Jane gets it. As a world-renowned weaver with so many years (or rather decades!!) of experience, she knows exactly what we need to improve our weaving. When she returned to her home in Salt Spring Island, Canada, in March, she was even more determined to help us! She wrote beautiful blogs about the work we accomplished together and then started a crowd funding campaign to raise money for the purchase of professional heddles for our weavers.

The handmade heddles that our weavers currently use often stick together and are time consuming and frustrating to weave with. High quality heddles reduce the time for warp set-up and speed up the weaving process. This means the weavers can produce more in a day and make more money for their household.

Through Jane’s efforts and generous donations from many of her friends and fellow weavers, Sabahar has already been able to buy 50,000 heddles and related equipment and will be able to purchase approximately another 50,000. The campaign raised more than Cnd$7,000. To give you an idea, a standard loom uses about 1,400 heddles and a wider loom uses 2,000. The availability of these heddles will make a huge difference for more than 60 of our weavers.

Words can’t express how amazing this support is, and how thankful we are.

Once Jane started this campaign, so many others joined with their kindness. Texsolv, a weaving product manufacturing company in Tosse, Sweden, offered us a discounted price for the heddles. We were able to buy significantly more through their generous support.

Helen Pankhurst, another great friend of Sabahar, then kindly offered to bring the 22kg of heddles to Ethiopia.

All of this happened really fast. The campaign ran in March 2019 and the weavers received the heddles last week.

Thank you to Jane Stafford, Texsolv, and Helen Pankhurst for your assistance. A huge thank you also goes out to all those who donated to the funding campaign. This critical intervention will give weavers not only the technical ability to earn a better livelihood, but also the feeling of being appreciated, connected and supported by the global weaving community.

Getting Help on the Website

If you’ve visited the website recently, you may have noticed a small icon that looks a bit like this:

Click on it and you’ll be presented with help documents relating to wherever you happen to be the website:

If you can’t find the answer you’re looking for then click Ask, type in your message and we’ll try to reply as soon as we possibly can:

Finished looking, changed your mind or clicked on the icon by mistake? Just click the X:

If you see something in the documentation that’s incorrect or if you think that we should add documentation for other parts of the website, please let us know. We’d be super grateful! 🙂


A Few Weaving Project Gift Ideas

We are all so busy at this time of year making special gifts for the special people in our lives.

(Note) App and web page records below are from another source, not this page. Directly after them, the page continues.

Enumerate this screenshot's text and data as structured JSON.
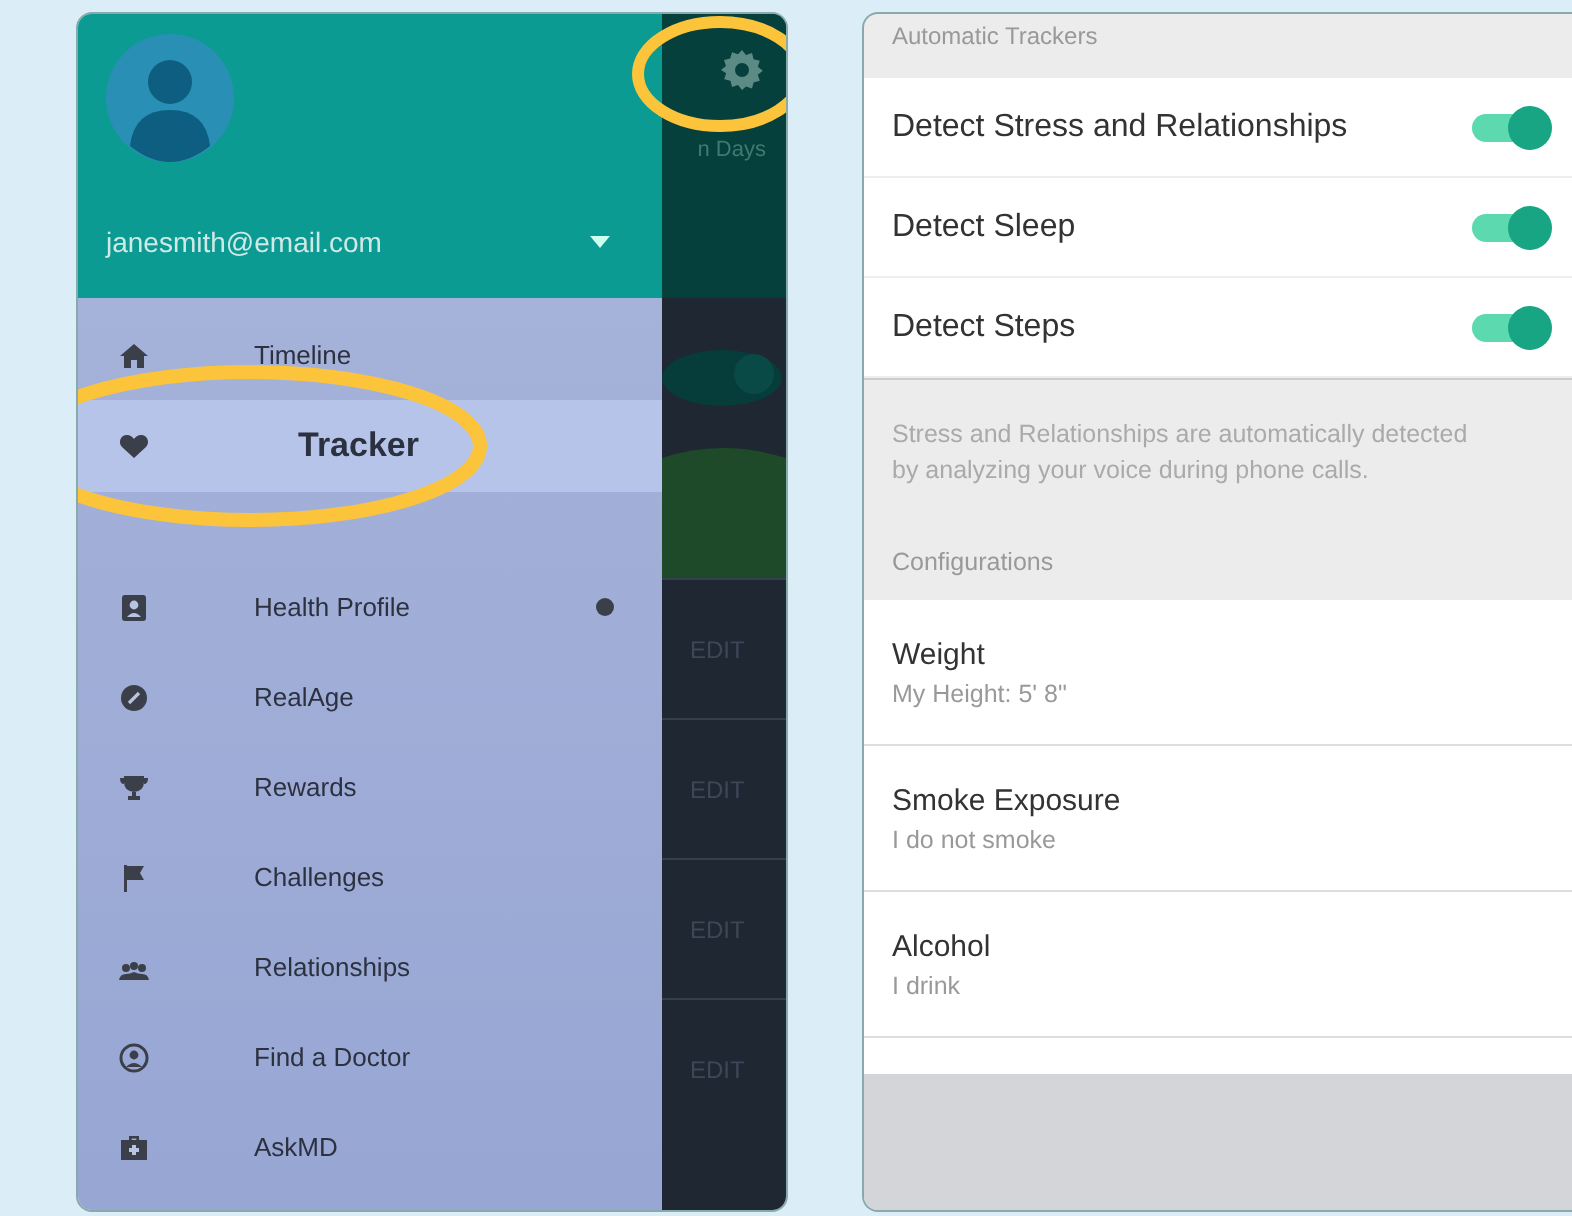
{
  "drawer": {
    "account_email": "janesmith@email.com",
    "items": [
      {
        "kind": "home",
        "label": "Timeline",
        "selected": false,
        "badge": false
      },
      {
        "kind": "heart",
        "label": "Tracker",
        "selected": true,
        "badge": false
      },
      {
        "kind": "profile",
        "label": "Health Profile",
        "selected": false,
        "badge": true
      },
      {
        "kind": "gauge",
        "label": "RealAge",
        "selected": false,
        "badge": false
      },
      {
        "kind": "trophy",
        "label": "Rewards",
        "selected": false,
        "badge": false
      },
      {
        "kind": "flag",
        "label": "Challenges",
        "selected": false,
        "badge": false
      },
      {
        "kind": "people",
        "label": "Relationships",
        "selected": false,
        "badge": false
      },
      {
        "kind": "person",
        "label": "Find a Doctor",
        "selected": false,
        "badge": false
      },
      {
        "kind": "kit",
        "label": "AskMD",
        "selected": false,
        "badge": false
      }
    ]
  },
  "background_screen": {
    "heading": "n Days",
    "edit_labels": [
      "EDIT",
      "EDIT",
      "EDIT",
      "EDIT"
    ]
  },
  "settings": {
    "automatic_trackers": {
      "heading": "Automatic Trackers",
      "toggles": [
        {
          "label": "Detect Stress and Relationships",
          "on": true
        },
        {
          "label": "Detect Sleep",
          "on": true
        },
        {
          "label": "Detect Steps",
          "on": true
        }
      ],
      "note": "Stress and Relationships are automatically detected by analyzing your voice during phone calls."
    },
    "configurations": {
      "heading": "Configurations",
      "items": [
        {
          "title": "Weight",
          "value": "My Height: 5' 8\""
        },
        {
          "title": "Smoke Exposure",
          "value": "I do not smoke"
        },
        {
          "title": "Alcohol",
          "value": "I drink"
        }
      ]
    }
  }
}
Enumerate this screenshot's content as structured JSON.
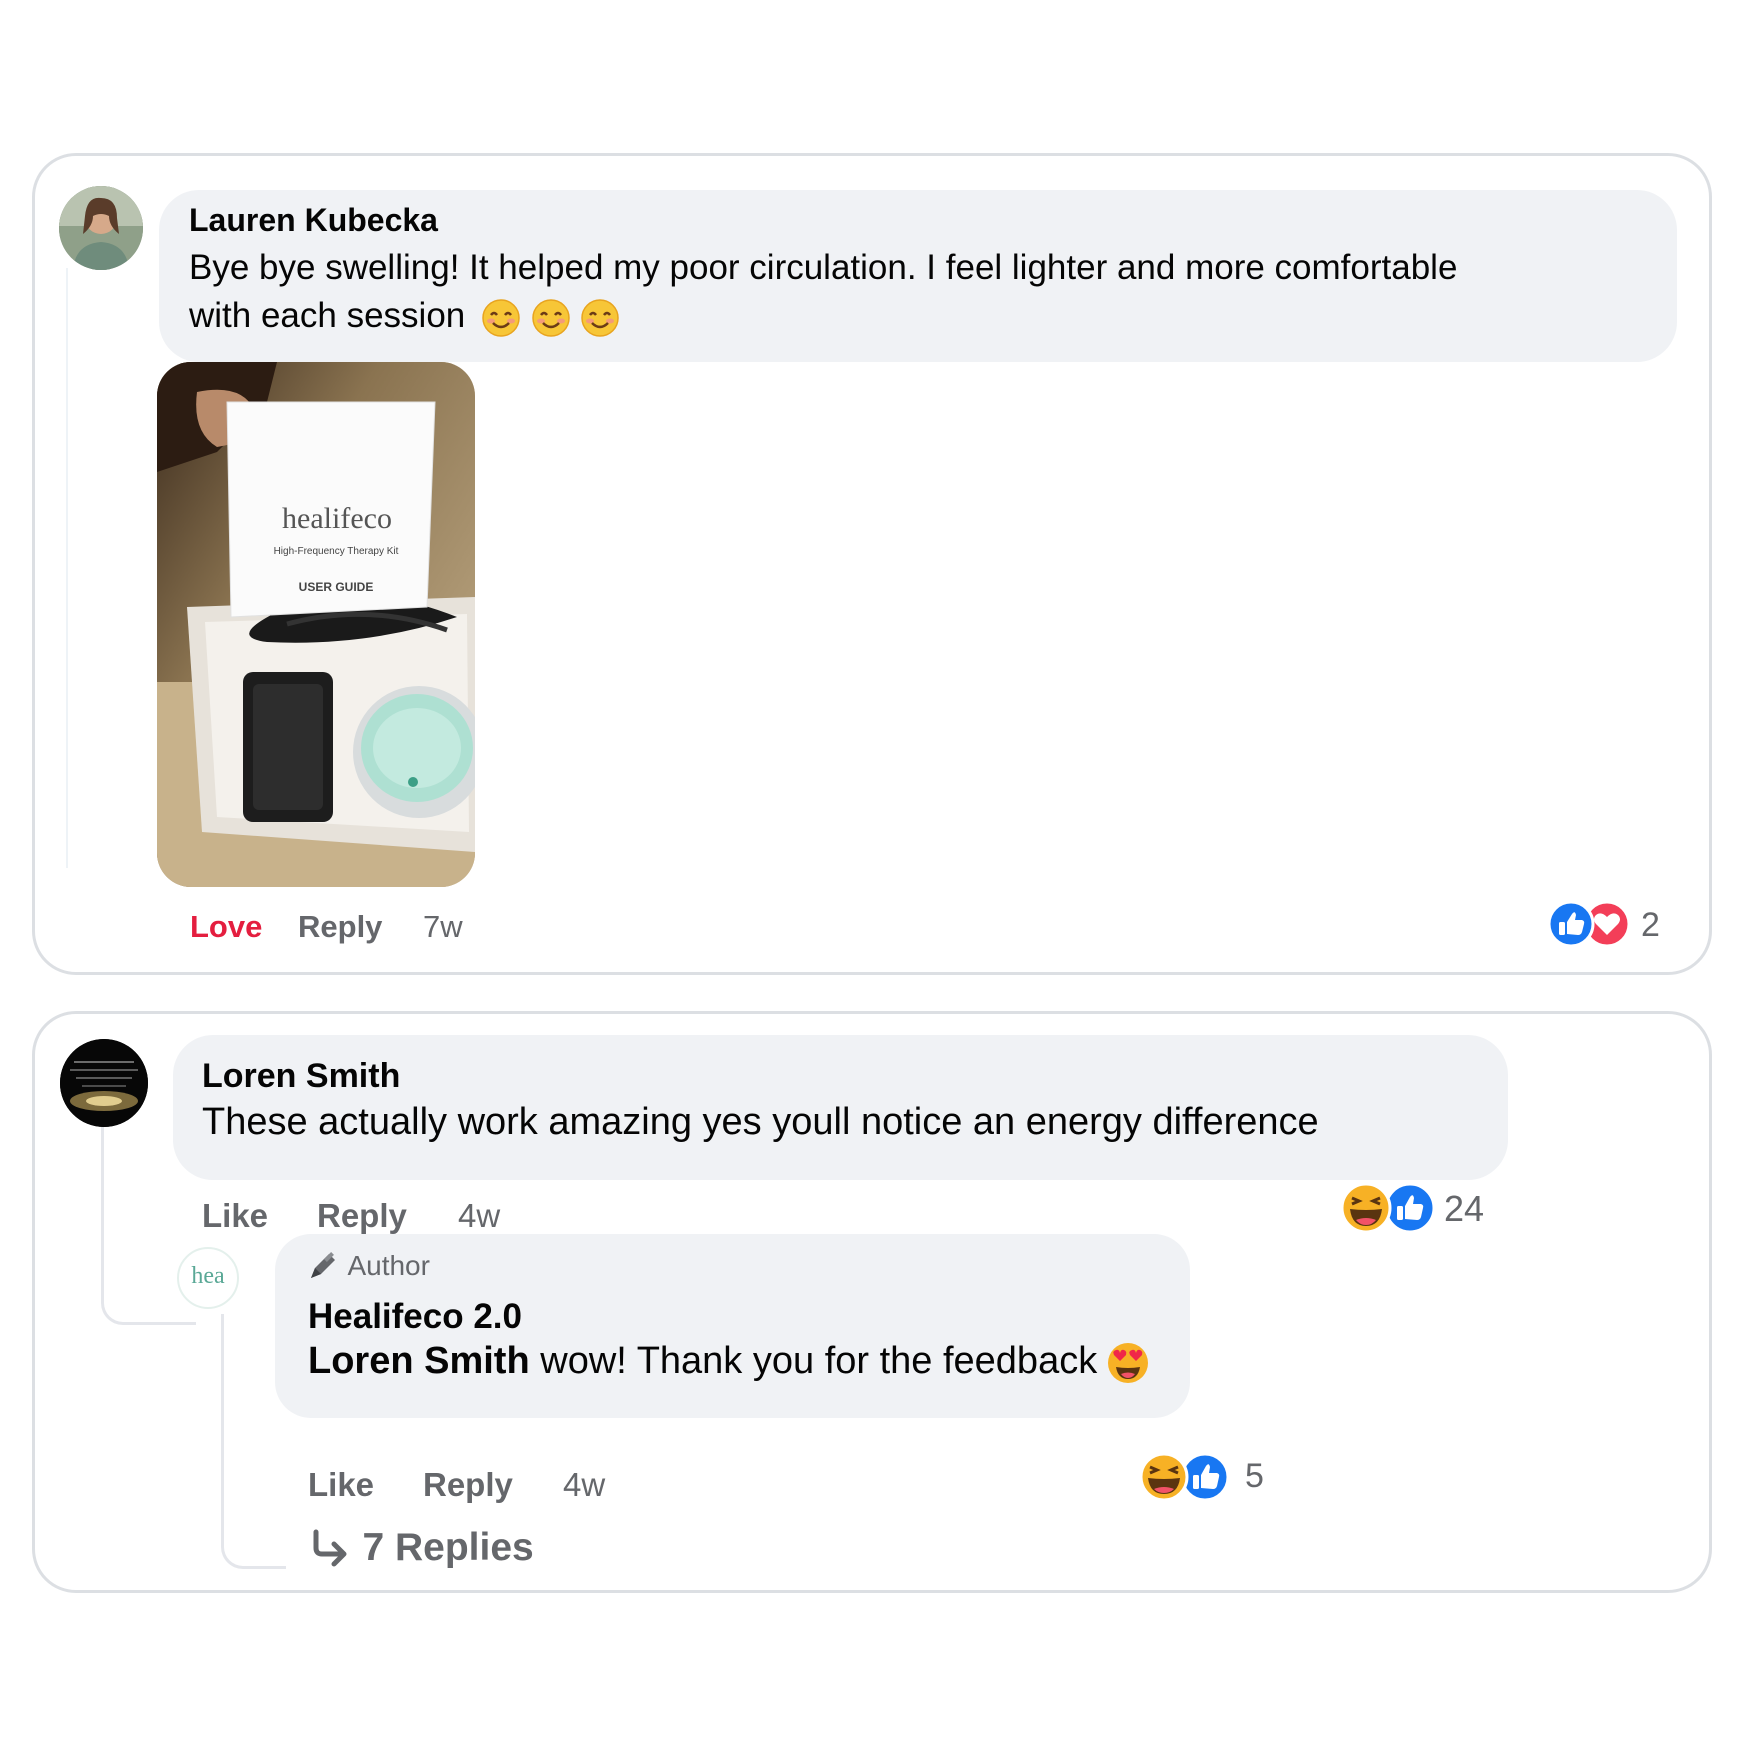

Trusting in the end result gives us a bit of breathing space :). If you’re stretched for design time maybe one of the kits below will help you reach your goals a little sooner. Happy Weaving!